Grid operator to launch tenders
Transmission operator RTE has already engaged in some trial activities through which storage is being deployed in continental France.
One is Project Ringo, which gauges the effectiveness of energy storage as a virtual transmission asset. Three energy storage systems totalling 32MW, including two-hour and three-hour duration batteries, act as absorbers of surplus renewable energy on the grid.
The other is a flexibility tender: RTE sought options in four strategic locations where surplus renewable generation and growth in load from EV uptake is causing grid congestion at substations.
At two of those locations, battery storage could be a good fit. However, due to their need to deal with a congested grid first and foremost, it may be difficult to stack revenues from other services for batteries in the technology agnostic tender.
RTE owns and operates assets participating in Project Ringo, but is contracting with developers of projects for flexibility.

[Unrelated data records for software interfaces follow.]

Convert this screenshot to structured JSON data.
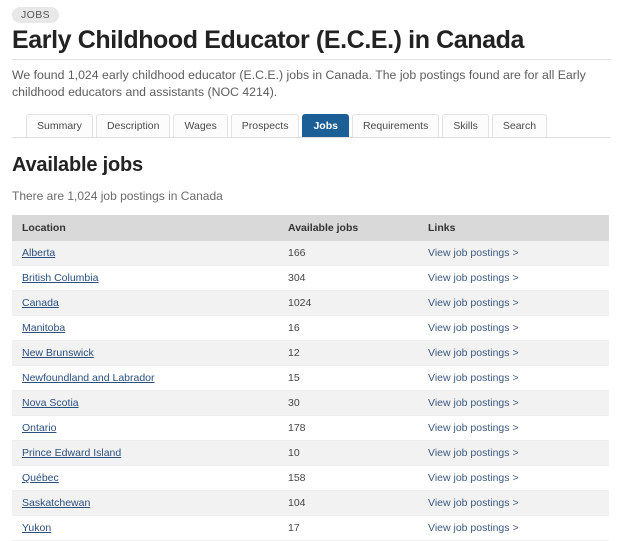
{
  "badge": {
    "label": "JOBS"
  },
  "header": {
    "title": "Early Childhood Educator (E.C.E.) in Canada",
    "intro": "We found 1,024 early childhood educator (E.C.E.) jobs in Canada. The job postings found are for all Early childhood educators and assistants (NOC 4214)."
  },
  "tabs": [
    {
      "label": "Summary",
      "active": false
    },
    {
      "label": "Description",
      "active": false
    },
    {
      "label": "Wages",
      "active": false
    },
    {
      "label": "Prospects",
      "active": false
    },
    {
      "label": "Jobs",
      "active": true
    },
    {
      "label": "Requirements",
      "active": false
    },
    {
      "label": "Skills",
      "active": false
    },
    {
      "label": "Search",
      "active": false
    }
  ],
  "section": {
    "title": "Available jobs",
    "subtext": "There are 1,024 job postings in Canada"
  },
  "table": {
    "columns": [
      "Location",
      "Available jobs",
      "Links"
    ],
    "link_label": "View job postings >",
    "rows": [
      {
        "location": "Alberta",
        "jobs": "166",
        "link": "View job postings >"
      },
      {
        "location": "British Columbia",
        "jobs": "304",
        "link": "View job postings >"
      },
      {
        "location": "Canada",
        "jobs": "1024",
        "link": "View job postings >"
      },
      {
        "location": "Manitoba",
        "jobs": "16",
        "link": "View job postings >"
      },
      {
        "location": "New Brunswick",
        "jobs": "12",
        "link": "View job postings >"
      },
      {
        "location": "Newfoundland and Labrador",
        "jobs": "15",
        "link": "View job postings >"
      },
      {
        "location": "Nova Scotia",
        "jobs": "30",
        "link": "View job postings >"
      },
      {
        "location": "Ontario",
        "jobs": "178",
        "link": "View job postings >"
      },
      {
        "location": "Prince Edward Island",
        "jobs": "10",
        "link": "View job postings >"
      },
      {
        "location": "Québec",
        "jobs": "158",
        "link": "View job postings >"
      },
      {
        "location": "Saskatchewan",
        "jobs": "104",
        "link": "View job postings >"
      },
      {
        "location": "Yukon",
        "jobs": "17",
        "link": "View job postings >"
      }
    ]
  },
  "colors": {
    "active_tab": "#1c5f96",
    "table_header": "#d9d9d9",
    "row_stripe": "#f2f2f2",
    "link": "#2b4f7e"
  }
}
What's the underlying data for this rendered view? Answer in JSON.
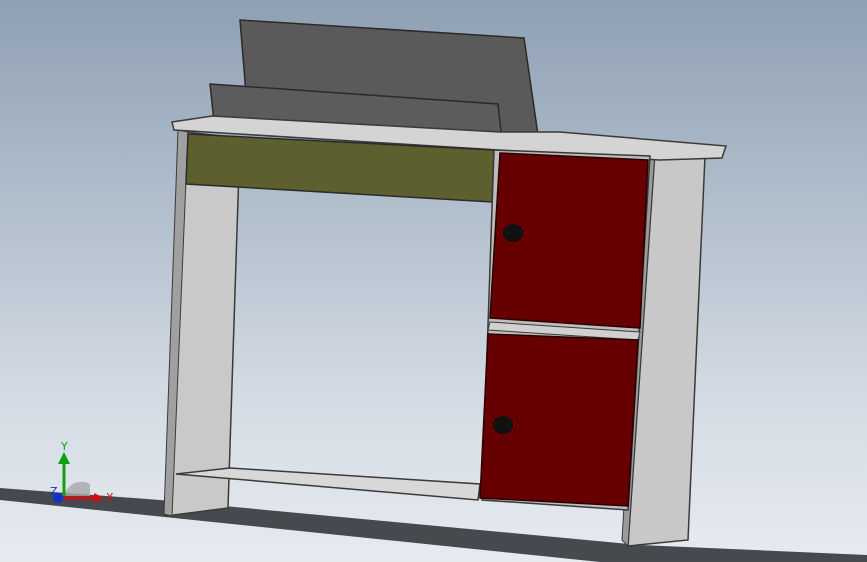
{
  "viewport": {
    "background_top": "#8fa0b4",
    "background_bottom": "#e6ebf0"
  },
  "model": {
    "colors": {
      "panel": "#c9c9c9",
      "panel_edge": "#3a3a3a",
      "drawer": "#5e5f2e",
      "door": "#660000",
      "hutch": "#5a5a5a",
      "knob": "#111111"
    }
  },
  "triad": {
    "x_label": "X",
    "y_label": "Y",
    "z_label": "Z",
    "x_color": "#d01010",
    "y_color": "#10a010",
    "z_color": "#1030d0"
  }
}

Project Ringo allowed RTE to experiment with investments into energy storage that it could really dive into and see how the technology works.
What this means longer term is that RTE is expected to use those projects and other findings as the basis for creating storage-dedicated tenders, Baschet says, as enabled by a change in law last year.
These could be for any need RTE can identify for storage on its grid.
“So for now we don’t know what [services RTE will tender for]. It could be anything, but they have the capability of having this storage tender now. It is not any more a flexibility tender to deal with congestion [in which storage can take part], it is really a storage tender. A bit like there was in the long-term capacity market auction, which was really well designed for batteries.”
Another of France’s European neighbours, Belgium, is seeing its market open up for energy storage investment even more quickly and what is striking is the duration of projects. Four-hour duration battery projects are on the way from a number of players.
That is due, Baschet says, to Belgium already introducing its local version of the new pan-European aFRR secondary reserve market — which requires more energy than FCR — as well as better opportunities to do energy trading, and a higher-paid capacity market opportunity.
In France, projects in construction and on the way nearly all remain one-hour, due to the business case for FCR’s shorter discharge requirements. Once aFRR is introduced, some BESS projects with two hours will likely be seen.
However, uncertainty comes from the current supply chain and commodity pricing crunch, especially on lithium carbonate and other battery raw materials. The industry has seen pricing declines slow down before, but it isn’t used to seeing battery prices go up.
“That has adversely impacted a lot of storage projects, which, for instance, were close to making an investment decision and had feedback from system integrators that the price had increased by up to 20% on the DC system part,” Baschet says.
“It’s been increasing the decision time and making the decision-making process more complex, with price variation and raw material impacting the integrators to the vendors and the buyers, because it’s difficult to make investment decisions on a price which is changing every other day.”